Experience elsewhere throughout the last century, however, supports a different conclusion. When government fails, tribal activity certainly does follow to fill the power vacuum in almost every instance. However, corporate activity — defined here as the activity of multinational corporations whose primary purpose is the achievement of higher profits — has shown itself to be the most powerful force in human affairs in the 20th and 21st centuries, subduing and marshalling tribal behavior through the utterly irresistable effects of its marketing and, in effect, forcing governments “to go along to get along” with its aims. Corporations thrive within the alleged “chaos” of the marketplace.
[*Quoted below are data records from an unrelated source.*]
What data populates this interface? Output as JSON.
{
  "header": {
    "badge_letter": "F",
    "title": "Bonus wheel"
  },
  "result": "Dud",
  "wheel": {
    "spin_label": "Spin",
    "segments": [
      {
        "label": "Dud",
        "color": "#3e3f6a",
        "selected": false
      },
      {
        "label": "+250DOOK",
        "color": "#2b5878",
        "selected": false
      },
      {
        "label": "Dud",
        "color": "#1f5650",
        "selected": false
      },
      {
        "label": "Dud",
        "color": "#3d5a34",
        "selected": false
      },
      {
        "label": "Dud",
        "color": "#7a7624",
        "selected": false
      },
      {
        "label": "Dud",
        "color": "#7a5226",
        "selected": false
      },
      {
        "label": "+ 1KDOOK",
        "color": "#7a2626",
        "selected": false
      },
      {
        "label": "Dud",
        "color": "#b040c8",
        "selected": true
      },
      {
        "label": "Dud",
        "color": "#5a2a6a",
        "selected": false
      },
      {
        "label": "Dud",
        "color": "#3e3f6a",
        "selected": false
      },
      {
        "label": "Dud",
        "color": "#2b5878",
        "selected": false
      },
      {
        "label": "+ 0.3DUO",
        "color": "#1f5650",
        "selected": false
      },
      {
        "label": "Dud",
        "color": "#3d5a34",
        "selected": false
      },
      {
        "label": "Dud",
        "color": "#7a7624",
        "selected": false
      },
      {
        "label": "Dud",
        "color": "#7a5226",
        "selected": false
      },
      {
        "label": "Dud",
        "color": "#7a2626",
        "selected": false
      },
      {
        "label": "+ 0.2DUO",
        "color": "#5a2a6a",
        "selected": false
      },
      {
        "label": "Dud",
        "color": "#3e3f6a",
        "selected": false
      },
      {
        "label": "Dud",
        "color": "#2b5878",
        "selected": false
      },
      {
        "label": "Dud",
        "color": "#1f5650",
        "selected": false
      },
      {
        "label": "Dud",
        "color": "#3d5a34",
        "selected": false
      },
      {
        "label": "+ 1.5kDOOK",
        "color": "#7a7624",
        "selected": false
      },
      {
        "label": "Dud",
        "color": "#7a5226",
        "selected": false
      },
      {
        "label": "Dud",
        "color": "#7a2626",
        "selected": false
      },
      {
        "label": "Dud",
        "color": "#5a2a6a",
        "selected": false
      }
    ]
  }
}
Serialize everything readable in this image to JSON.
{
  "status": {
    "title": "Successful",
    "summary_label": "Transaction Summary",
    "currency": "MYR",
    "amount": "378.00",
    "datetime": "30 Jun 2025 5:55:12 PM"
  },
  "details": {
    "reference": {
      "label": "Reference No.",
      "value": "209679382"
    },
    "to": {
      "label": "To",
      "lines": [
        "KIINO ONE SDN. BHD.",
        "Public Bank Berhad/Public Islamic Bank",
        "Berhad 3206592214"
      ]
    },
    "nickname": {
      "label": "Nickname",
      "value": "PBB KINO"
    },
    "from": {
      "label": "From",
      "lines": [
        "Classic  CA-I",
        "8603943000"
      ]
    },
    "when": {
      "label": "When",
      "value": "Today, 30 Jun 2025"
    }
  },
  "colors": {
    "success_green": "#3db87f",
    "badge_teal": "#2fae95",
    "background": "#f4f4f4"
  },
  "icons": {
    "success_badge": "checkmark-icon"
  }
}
The U.S. government is spending approximately $6 billion per month on the Iraq situation. Such figures are not unfamiliar to oil companies such as ExxonMobil, which spend billions of dollars per year on exploration projects. The Central Intelligence Agency estimates that there are 112,500,000,000 BBL of proved oil reserves in Iraq. That makes Iraq the fourth most oil-rich nation in the world, behind Saudi Arabia, Canada and Iran. Iraqi oil, combined with the “chaos” of tribal activity, provides a unique opportunity for a forward-thinking multinational corporation to rise to the occasion.

It is time for a multinational corporation (an “MC”) to stage a coup inside Iraq, wresting control of the situation from both the ineffectual coalition of U.S., UK and “Iraqi nationalists,” as well as from the factional leaders of the Sunnis, the Shiites and the Kurds.

For a cost comparable to that of the U.S. effort in Iraq, an MC can hire a force of 600,000 trained mercenaries, and arm them and protect them better that the U.S. has proven itself capable of doing, without the necessity of hacking through a partisan political debate over the reinstitution of a draft. It can use this force to secure the borders of Iraq, cutting off all supply lines to the insurgents and pointing big guns at Iraq’s neighbors – Syria, Iran, Kuwait, Saudi Arabia and Jordan. Attempts to breach the sovereignty of an MC-controlled Iraq may be met with a swift corporate military response. At the same time, corporate money can be applied in ways to prevent interference – by giving Iran, for example, a favored partner for its own oil development plans. Once the borders are secured, an MC can use its hiring and firing capabilities to bring a measure of prosperity to warring factions, as well as holding up the prospect that there is something to lose by continued in-fighting.

Force and ruthlessness are the MC’s greatest tools, however. An MC can go into the Iraq situation with the express objective of conquest, at the cost of death, in an effort to control oil reserves. This means that waging war on factional leaders – in effect, taking them out – will not be restricted by the moral and ethical considerations that hamper democratic governments.

The real solution in Iraq will never come from the “Iraqis.” Without the strength of an autocrat such as Saddam Hussein, there is no Iraqi nation-state – there are merely tribes of angry neighbors, elbowing each other endlessly. An MC can act as an autocrat within the region, without subjecting itself to the paralyzing wrath of the international diplomatic community.

1. Sweden 9,88
2. Iceland 9,71
3. Netherlands 9.66
4. Norway 9,55
5. Denmark 9,52
6. Finland 9,25
7. Luxembourg 9,10
8. Australia 9,09
9. Canada 9.02
10. Switzerland 9.02

. . . according to the Economic Intelligence Unit Index of Democracy. See summary report here.